    Anna Peppard, a Social Sciences and Humanities Research Council of Canada postdoctoral fellow in Brock’s Department of Communication, Popular Culture and Film, had a piece recently published in The Walrus about themes of transformation, disguise and duality in superhero stories and how these themes relate to the LGBTQ community.

    Peppard writes:

    “In a film-and-television landscape increasingly saturated with superhero content, the CW network’s Batwoman — which debuted last fall and was renewed for a second season last week — is unique for at least two reasons: the title character, who is a lesbian, is the first openly LGBTQ superhero to headline a live action comic book adaptation; and the show’s star, Ruby Rose, who identifies as lesbian and gender fluid, is the first openly LGBTQ performer to portray a headlining superhero.

    This isn’t a case of “in name only” diversity. The lesbian identity of Batwoman, civilian name Kate Kane, is woven into the show’s narrative premise. The show is adapted from a 2006 comic book reenvisioning of the character, which made her a former star recruit at West Point academy who is forced to abandon her dreams of a military career after an anonymous tip outs her as a lesbian. This compels Kate to find another way to serve, which leads to her becoming Batwoman. In the CW show, Kate is additionally compelled by necessity: Gotham City has descended into near anarchy after the mysterious disappearance of Batman three years earlier. Yet she is more directly compelled by love; she dons the Batsuit for the first time in order to save her military-academy ex-girlfriend, Sophie, from the clutches of a supervillain.”

    Continue reading the full article here.

    Categories: News

  • Nov. 29: CPCFSS Charity Event

    Get crafty for a great cause! Join the Communication, Popular Culture and Film Student Society (CPCFSS) this Friday in Skybar Lounge in Isaac’s for a holiday crafting charity event. All crafts will be donated to kids staying in local hospitals over the holidays and raffle proceeds will go to Crafting for a Cure (CFC).

    Categories: Events, News

  • Tickets available: 19th Annual Terry O’Malley Lecture

    Tickets available here

    Learn more about this event and the Dobson Case Competition here

    Categories: Events, News

  • Nov. 8 + 9: Two Days of Canada Conference

    Register here

    Two Days of Canada Organizing Committee, including (l-r) Elaine Aldridge-Low, Peter Lester, Marian Bredin, and Anthony Kinik. Not shown are Brian de Ruiter and Sarah Matheson. 

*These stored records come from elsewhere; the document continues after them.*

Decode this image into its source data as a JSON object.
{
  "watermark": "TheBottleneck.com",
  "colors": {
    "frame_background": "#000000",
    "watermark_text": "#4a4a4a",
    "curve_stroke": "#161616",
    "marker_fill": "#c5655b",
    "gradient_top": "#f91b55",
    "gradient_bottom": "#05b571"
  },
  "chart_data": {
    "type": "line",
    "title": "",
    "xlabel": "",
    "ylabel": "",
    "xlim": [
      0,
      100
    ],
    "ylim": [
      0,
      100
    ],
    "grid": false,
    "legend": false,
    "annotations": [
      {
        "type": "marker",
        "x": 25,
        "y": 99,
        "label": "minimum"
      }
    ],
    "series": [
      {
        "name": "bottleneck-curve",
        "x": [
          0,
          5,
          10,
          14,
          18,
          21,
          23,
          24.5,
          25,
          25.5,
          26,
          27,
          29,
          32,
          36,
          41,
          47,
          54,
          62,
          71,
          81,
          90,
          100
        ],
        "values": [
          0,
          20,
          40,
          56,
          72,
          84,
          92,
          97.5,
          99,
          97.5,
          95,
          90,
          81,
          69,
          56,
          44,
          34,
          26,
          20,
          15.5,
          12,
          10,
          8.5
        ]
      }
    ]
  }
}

    Learn more about this event and download the conference programme here

    Categories: Events, News

  • September 12: Public talk to explore #MeToo’s place in history

    In addition to captivating society and dominating news headlines, the #MeToo movement has earned its place in the history books.

    Renowned German scholar Sabine Sielke will explore how #MeToo fits into a larger cultural context during the upcoming talk “Feminism Reloaded? The Serial Debate on Sexual Harassment and Sexual Violence, or: What’s New about #MeToo,” taking place Thursday, Sept. 12, 2:30 to 4 p.m. in Sankey Chamber at Brock.

    Significant shifts in media culture since the 1990s, such as increased digitization, have intersected with important feminist methods, goals and conflicts. Sielke’s talk will situation the #MeToo moment within this broader context.

    Her work on sexual violence in North American literature and culture brings a unique perspective to the topic of #MeToo.

    As Director of the North American Studies program at Germany’s University of Bonn, Sielke’s research expertise spans 19th and 20th century American literature, modernist and postmodernist culture, as well as 20th century art and popular culture. She also works in literary and cultural theory, gender studies, African American studies and the dialogues between cultural studies and the natural sciences.

    The free public talk was spearheaded by the Department of English Language and Literature with support from Social Justice and Equities Studies; Social Justice Research Institute; Department of History; Centre for Canadian Studies; Department of Political Science; Centre for Women’s and Gender Studies; Department of Communications, Popular Culture and Film; Office of Human Rights and Equity; and the President’s Advisory Committee on Human Rights, Equity and Decolonization.

    Categories: Events